## REQUIREMENT:
If a line of the records contains the word "Internet", list it.

(Web page and app entries)
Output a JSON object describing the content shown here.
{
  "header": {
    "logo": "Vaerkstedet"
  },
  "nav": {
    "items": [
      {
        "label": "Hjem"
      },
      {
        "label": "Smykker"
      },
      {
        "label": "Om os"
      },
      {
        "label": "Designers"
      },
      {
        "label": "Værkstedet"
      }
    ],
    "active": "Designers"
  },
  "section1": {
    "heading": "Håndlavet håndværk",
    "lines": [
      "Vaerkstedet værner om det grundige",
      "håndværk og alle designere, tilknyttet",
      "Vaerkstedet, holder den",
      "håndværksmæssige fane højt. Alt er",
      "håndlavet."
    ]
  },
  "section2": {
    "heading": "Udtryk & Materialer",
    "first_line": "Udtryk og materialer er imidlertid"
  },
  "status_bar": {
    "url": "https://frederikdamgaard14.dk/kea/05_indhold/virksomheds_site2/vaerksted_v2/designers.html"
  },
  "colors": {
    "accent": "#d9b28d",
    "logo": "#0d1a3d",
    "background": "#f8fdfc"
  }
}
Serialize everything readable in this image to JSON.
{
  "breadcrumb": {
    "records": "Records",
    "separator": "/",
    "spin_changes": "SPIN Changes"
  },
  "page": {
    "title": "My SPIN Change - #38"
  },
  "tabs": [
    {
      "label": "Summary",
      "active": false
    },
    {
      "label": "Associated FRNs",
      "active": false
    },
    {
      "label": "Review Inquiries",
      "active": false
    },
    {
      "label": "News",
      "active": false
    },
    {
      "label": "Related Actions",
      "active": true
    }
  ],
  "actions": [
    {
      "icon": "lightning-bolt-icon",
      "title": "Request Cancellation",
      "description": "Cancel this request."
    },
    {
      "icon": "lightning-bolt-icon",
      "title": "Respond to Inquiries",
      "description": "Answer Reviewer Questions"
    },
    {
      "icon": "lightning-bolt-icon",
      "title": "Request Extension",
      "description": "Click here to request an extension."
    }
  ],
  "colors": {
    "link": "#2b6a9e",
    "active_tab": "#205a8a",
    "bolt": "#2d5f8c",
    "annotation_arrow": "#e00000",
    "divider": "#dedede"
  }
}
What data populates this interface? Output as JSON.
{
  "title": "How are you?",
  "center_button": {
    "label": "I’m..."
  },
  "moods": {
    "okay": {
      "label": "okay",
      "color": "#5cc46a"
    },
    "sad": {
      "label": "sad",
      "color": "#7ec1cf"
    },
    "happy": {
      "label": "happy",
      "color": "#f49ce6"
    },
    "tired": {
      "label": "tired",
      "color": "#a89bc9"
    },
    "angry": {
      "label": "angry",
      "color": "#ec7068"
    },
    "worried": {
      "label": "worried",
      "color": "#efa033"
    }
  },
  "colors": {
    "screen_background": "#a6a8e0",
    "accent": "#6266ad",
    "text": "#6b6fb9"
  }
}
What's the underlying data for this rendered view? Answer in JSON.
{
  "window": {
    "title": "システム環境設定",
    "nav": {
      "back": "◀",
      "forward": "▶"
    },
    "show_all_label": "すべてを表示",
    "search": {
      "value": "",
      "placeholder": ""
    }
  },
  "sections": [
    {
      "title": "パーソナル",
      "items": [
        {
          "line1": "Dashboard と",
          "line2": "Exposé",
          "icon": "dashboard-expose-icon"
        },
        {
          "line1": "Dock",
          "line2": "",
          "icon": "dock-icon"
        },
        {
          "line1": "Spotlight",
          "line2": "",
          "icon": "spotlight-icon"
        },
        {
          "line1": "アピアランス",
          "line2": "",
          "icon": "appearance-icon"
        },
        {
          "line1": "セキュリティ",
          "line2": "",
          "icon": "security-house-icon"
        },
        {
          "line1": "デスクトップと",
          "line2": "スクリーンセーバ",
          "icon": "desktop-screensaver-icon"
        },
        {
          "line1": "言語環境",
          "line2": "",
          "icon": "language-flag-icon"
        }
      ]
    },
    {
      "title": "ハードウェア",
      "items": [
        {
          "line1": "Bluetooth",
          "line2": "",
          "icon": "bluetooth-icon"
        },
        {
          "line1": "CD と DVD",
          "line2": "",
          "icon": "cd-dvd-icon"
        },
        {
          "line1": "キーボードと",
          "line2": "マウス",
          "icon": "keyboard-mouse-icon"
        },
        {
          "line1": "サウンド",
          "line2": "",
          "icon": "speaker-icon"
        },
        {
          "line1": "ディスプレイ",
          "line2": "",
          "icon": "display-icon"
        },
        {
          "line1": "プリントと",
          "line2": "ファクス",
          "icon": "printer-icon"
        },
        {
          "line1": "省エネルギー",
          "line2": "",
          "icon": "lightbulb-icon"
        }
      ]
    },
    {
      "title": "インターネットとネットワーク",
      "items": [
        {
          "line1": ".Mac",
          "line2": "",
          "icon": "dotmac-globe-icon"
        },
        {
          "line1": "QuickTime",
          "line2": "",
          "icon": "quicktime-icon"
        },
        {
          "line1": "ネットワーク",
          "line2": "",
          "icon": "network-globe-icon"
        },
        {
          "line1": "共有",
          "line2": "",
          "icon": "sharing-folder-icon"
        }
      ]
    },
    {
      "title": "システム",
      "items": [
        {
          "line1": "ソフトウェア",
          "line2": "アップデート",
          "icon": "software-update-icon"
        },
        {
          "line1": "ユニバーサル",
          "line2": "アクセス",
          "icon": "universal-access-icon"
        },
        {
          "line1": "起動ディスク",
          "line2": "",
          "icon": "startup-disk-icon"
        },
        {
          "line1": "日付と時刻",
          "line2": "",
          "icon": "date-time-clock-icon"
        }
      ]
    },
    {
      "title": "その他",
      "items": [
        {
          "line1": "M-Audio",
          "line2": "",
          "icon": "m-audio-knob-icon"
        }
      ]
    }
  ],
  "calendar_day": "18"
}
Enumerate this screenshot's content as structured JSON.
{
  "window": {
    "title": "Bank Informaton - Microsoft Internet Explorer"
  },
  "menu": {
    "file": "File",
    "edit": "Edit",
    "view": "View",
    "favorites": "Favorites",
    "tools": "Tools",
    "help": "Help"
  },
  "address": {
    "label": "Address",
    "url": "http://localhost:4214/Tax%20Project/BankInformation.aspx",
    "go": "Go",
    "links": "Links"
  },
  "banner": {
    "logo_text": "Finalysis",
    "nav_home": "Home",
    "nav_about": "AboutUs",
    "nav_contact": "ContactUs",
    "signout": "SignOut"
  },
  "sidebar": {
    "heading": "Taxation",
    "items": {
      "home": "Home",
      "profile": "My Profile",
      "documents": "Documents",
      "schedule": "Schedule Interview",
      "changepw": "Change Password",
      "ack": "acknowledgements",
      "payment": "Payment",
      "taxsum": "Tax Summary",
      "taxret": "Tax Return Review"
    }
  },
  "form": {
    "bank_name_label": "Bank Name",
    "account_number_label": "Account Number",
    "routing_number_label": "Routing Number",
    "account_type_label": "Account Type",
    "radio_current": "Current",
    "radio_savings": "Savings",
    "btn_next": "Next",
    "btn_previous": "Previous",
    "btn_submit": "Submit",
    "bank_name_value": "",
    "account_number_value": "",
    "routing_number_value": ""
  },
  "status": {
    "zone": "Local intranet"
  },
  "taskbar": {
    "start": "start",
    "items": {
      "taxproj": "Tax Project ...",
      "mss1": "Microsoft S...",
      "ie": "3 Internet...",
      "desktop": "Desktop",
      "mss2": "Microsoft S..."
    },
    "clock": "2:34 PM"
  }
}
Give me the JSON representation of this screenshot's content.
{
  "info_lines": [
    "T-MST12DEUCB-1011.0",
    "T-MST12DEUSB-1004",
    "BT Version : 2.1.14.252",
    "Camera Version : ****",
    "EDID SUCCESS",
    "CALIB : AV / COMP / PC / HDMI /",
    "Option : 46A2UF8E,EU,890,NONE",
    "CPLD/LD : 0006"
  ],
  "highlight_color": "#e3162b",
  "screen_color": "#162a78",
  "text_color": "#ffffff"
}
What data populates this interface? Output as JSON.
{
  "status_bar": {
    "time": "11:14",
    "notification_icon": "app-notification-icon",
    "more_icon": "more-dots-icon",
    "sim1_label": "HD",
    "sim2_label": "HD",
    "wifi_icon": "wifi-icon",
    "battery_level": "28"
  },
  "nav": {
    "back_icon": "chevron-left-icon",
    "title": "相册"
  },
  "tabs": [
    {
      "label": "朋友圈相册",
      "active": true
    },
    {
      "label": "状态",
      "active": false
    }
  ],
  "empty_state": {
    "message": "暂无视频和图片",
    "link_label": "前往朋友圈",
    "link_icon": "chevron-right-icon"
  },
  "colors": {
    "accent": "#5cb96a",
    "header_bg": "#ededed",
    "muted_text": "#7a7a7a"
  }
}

## RESULT BELOW:
    "title": "Bank Informaton - Microsoft Internet Explorer"
      "ie": "3 Internet...",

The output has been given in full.